Certain occupations, like attorneys and physicians, aren’t listed on the sites above. If you need information on these occupations, you’ll need to visit the site for the board that regulated them.

Registering a Fictitious or Assumed Business Names

In many cases, small businesses operate under a business name rather than the name of the owner. Beyond that, it isn’t unusual for a business to register under a state using one name but operate under a different name later on. It’s especially common to see LLCs and corporations doing this. In a scenario like this, the alternative name could be referred to as a fictitious name, an assumed name, a trade name, or be referred to as a DBA, which stands for “doing business as.” South Dakota law states that if a partnership, corporation, or LLC is doing business under a name other than the one on file with the SOS, that business needs to file a fictitious name reservation. This is also necessary for a proprietorship that does not have the surname of all proprietors in the name. If you’d like to find out more, you can visit the SOS site’s section on Fictitious Business Name Registration.

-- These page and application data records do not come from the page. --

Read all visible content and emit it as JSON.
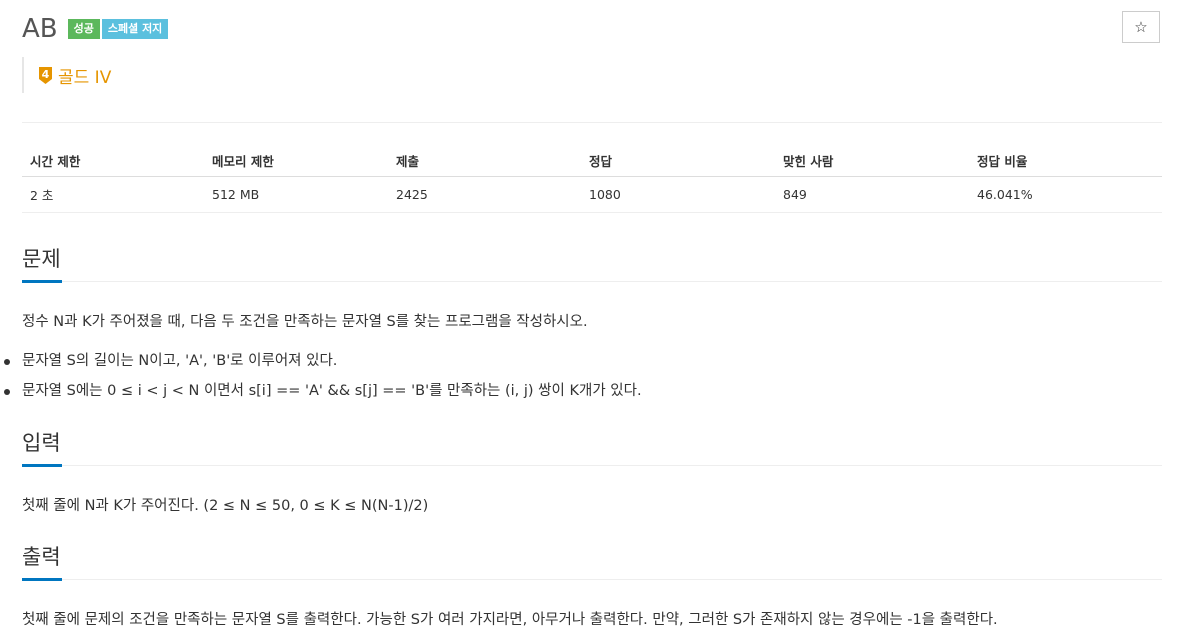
{
  "problem": {
    "title": "AB",
    "badges": {
      "success": "성공",
      "special": "스페셜 저지"
    },
    "tier": {
      "level": "4",
      "label": "골드 IV"
    },
    "star_icon": "star-outline-icon"
  },
  "info_table": {
    "headers": [
      "시간 제한",
      "메모리 제한",
      "제출",
      "정답",
      "맞힌 사람",
      "정답 비율"
    ],
    "values": [
      "2 초",
      "512 MB",
      "2425",
      "1080",
      "849",
      "46.041%"
    ]
  },
  "sections": {
    "description": {
      "title": "문제",
      "text": "정수 N과 K가 주어졌을 때, 다음 두 조건을 만족하는 문자열 S를 찾는 프로그램을 작성하시오.",
      "bullets": [
        "문자열 S의 길이는 N이고, 'A', 'B'로 이루어져 있다.",
        "문자열 S에는 0 ≤ i < j < N 이면서 s[i] == 'A' && s[j] == 'B'를 만족하는 (i, j) 쌍이 K개가 있다."
      ]
    },
    "input": {
      "title": "입력",
      "text": "첫째 줄에 N과 K가 주어진다. (2 ≤ N ≤ 50, 0 ≤ K ≤ N(N-1)/2)"
    },
    "output": {
      "title": "출력",
      "text": "첫째 줄에 문제의 조건을 만족하는 문자열 S를 출력한다. 가능한 S가 여러 가지라면, 아무거나 출력한다. 만약, 그러한 S가 존재하지 않는 경우에는 -1을 출력한다."
    }
  },
  "colors": {
    "tier_gold": "#e69500",
    "accent": "#0076c0",
    "success": "#5cb85c",
    "special": "#5bc0de"
  }
}
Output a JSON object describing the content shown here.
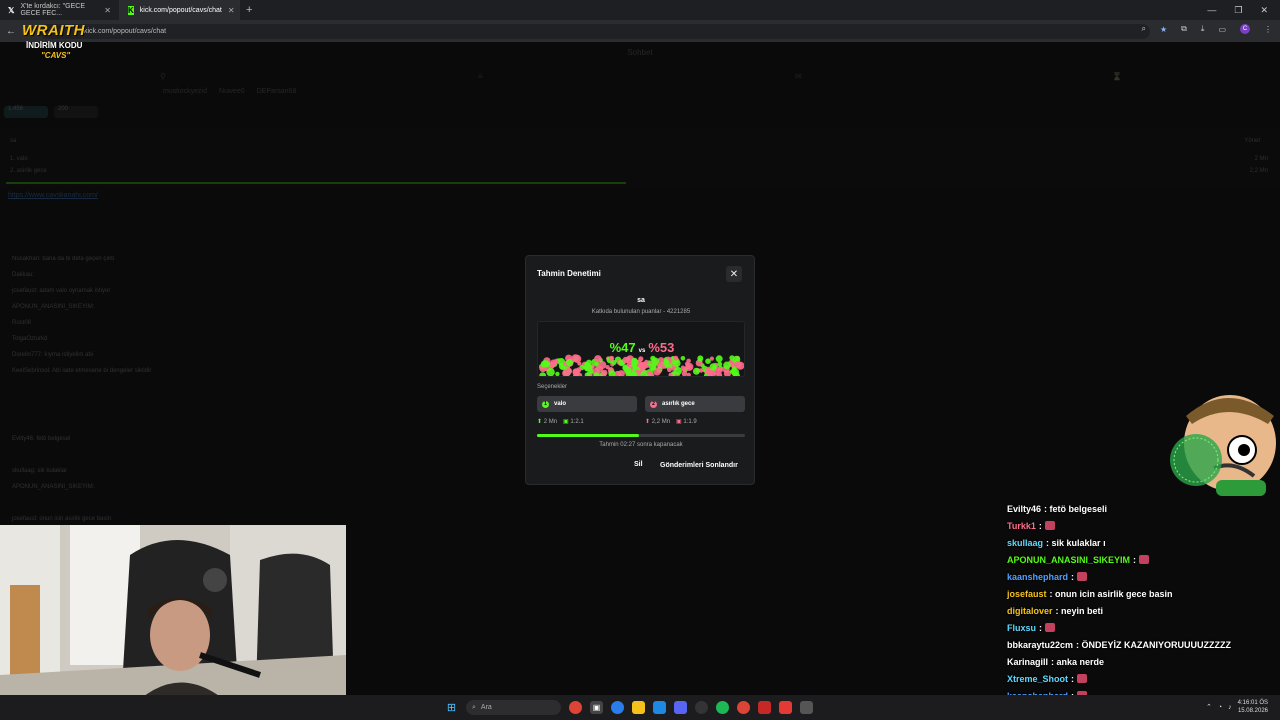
{
  "browser": {
    "tabs": [
      {
        "title": "X'te kırdakcı: \"GECE GECE FEC...",
        "icon": "x-logo-icon"
      },
      {
        "title": "kick.com/popout/cavs/chat",
        "icon": "kick-logo-icon"
      }
    ],
    "url": "kick.com/popout/cavs/chat"
  },
  "logo": {
    "brand": "WRAITH",
    "discount": "İNDİRİM KODU",
    "code": "\"CAVS\""
  },
  "page": {
    "chat_title": "Sohbet",
    "pinned_users": [
      "muskockyezid",
      "Nuwee0",
      "DEParsan68"
    ],
    "chips": [
      "1.456",
      "200"
    ],
    "prediction_bg": {
      "question": "sa",
      "manage": "Yönet",
      "options": [
        {
          "label": "1. valo",
          "value": "2 Mn"
        },
        {
          "label": "2. asirlik gece",
          "value": "2,2 Mn"
        }
      ]
    },
    "pinned_link": "https://www.cavskanahi.com/",
    "bg_chat": [
      "Nusakhan: bana da bi defa geçen çıktı",
      "Dakkau:",
      "josefaust: adam valo oynamak istiyor",
      "APONUN_ANASINI_SIKEYIM:",
      "Rost08",
      "TolgaOzturkd",
      "Dorello777: kıyma istiyelim abi",
      "KeelSebrinsol: Abi iade etmesene bi dengeler siklidir",
      "Evilty46: fetö belgesel",
      "skullaag: sik kulaklar",
      "APONUN_ANASINI_SIKEYIM:",
      "josefaust: onun icin asirlik gece basin"
    ]
  },
  "modal": {
    "title": "Tahmin Denetimi",
    "question": "sa",
    "points_text": "Katkıda bulunulan puanlar - 4221285",
    "percent_a": "%47",
    "vs": "vs",
    "percent_b": "%53",
    "percent_a_value": 47,
    "options_label": "Seçenekler",
    "option_a": {
      "label": "valo",
      "points": "2 Mn",
      "ratio": "1:2.1",
      "color": "#53fc18"
    },
    "option_b": {
      "label": "asırlık gece",
      "points": "2,2 Mn",
      "ratio": "1:1.9",
      "color": "#ff6b8b"
    },
    "timer_text": "Tahmin 02:27 sonra kapanacak",
    "delete_label": "Sil",
    "end_label": "Gönderimleri Sonlandır"
  },
  "overlay_chat": [
    {
      "user": "Evilty46",
      "color": "#ffffff",
      "text": ": fetö belgeseli"
    },
    {
      "user": "Turkk1",
      "color": "#ff6b8b",
      "text": ":"
    },
    {
      "user": "skullaag",
      "color": "#5fd9ff",
      "text": ": sik kulaklar ı"
    },
    {
      "user": "APONUN_ANASINI_SIKEYIM",
      "color": "#53fc18",
      "text": ":"
    },
    {
      "user": "kaanshephard",
      "color": "#4fa0ff",
      "text": ":"
    },
    {
      "user": "josefaust",
      "color": "#f4c21a",
      "text": ": onun icin asirlik gece basin"
    },
    {
      "user": "digitalover",
      "color": "#f4c21a",
      "text": ": neyin beti"
    },
    {
      "user": "Fluxsu",
      "color": "#5fd9ff",
      "text": ":"
    },
    {
      "user": "bbkaraytu22cm",
      "color": "#ffffff",
      "text": ": ÖNDEYİZ KAZANIYORUUUUZZZZZ"
    },
    {
      "user": "Karinagill",
      "color": "#ffffff",
      "text": ": anka nerde"
    },
    {
      "user": "Xtreme_Shoot",
      "color": "#5fd9ff",
      "text": ":"
    },
    {
      "user": "kaanshephard",
      "color": "#4fa0ff",
      "text": ":"
    }
  ],
  "taskbar": {
    "search": "Ara",
    "time": "4:16:01 ÖS",
    "date": "15.08.2026"
  }
}
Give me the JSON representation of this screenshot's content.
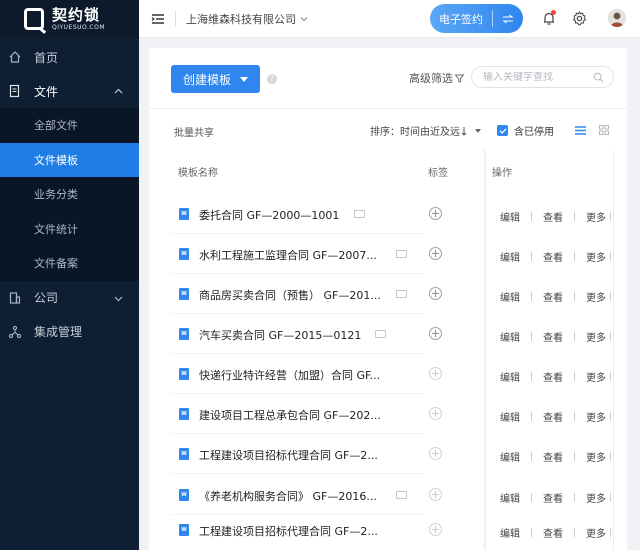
{
  "brand": {
    "name": "契约锁",
    "sub": "QIYUESUO.COM"
  },
  "sidebar": {
    "items": [
      {
        "label": "首页",
        "icon": "home-icon"
      },
      {
        "label": "文件",
        "icon": "file-icon"
      },
      {
        "label": "公司",
        "icon": "company-icon"
      },
      {
        "label": "集成管理",
        "icon": "integration-icon"
      }
    ],
    "file_sub": [
      "全部文件",
      "文件模板",
      "业务分类",
      "文件统计",
      "文件备案"
    ]
  },
  "header": {
    "company": "上海维森科技有限公司",
    "esign_label": "电子签约"
  },
  "toolbar": {
    "create_label": "创建模板",
    "help": "?",
    "advanced_filter": "高级筛选",
    "search_placeholder": "输入关键字查找",
    "batch_share": "批量共享",
    "sort_label": "排序：时间由近及远",
    "show_disabled": "含已停用"
  },
  "table": {
    "headers": {
      "name": "模板名称",
      "tag": "标签",
      "ops": "操作"
    },
    "ops": {
      "edit": "编辑",
      "view": "查看",
      "more": "更多"
    },
    "rows": [
      {
        "name": "委托合同   GF—2000—1001"
      },
      {
        "name": "水利工程施工监理合同   GF—2007..."
      },
      {
        "name": "商品房买卖合同（预售）   GF—201..."
      },
      {
        "name": "汽车买卖合同   GF—2015—0121"
      },
      {
        "name": "快递行业特许经营（加盟）合同   GF..."
      },
      {
        "name": "建设项目工程总承包合同   GF—202..."
      },
      {
        "name": "工程建设项目招标代理合同   GF—2..."
      },
      {
        "name": "《养老机构服务合同》   GF—2016..."
      },
      {
        "name": "工程建设项目招标代理合同   GF—2..."
      }
    ]
  }
}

Registering Service Marks, Trade Names, and Trademarks

Service marks, trade names, and trademarks all have their own legal definitions. In a general sense, however, all of these terms can be utilized to provide unique identification to a service, product, or business. This can help to distinguish businesses, products, and services from competitors. It’s possible to register service marks and trademarks with South Dakota. It’s important to note that this is separate from federal registration. If you’d like to find out more, visit the SOS site and view the section on Trademark Name Registration.

Additional Resources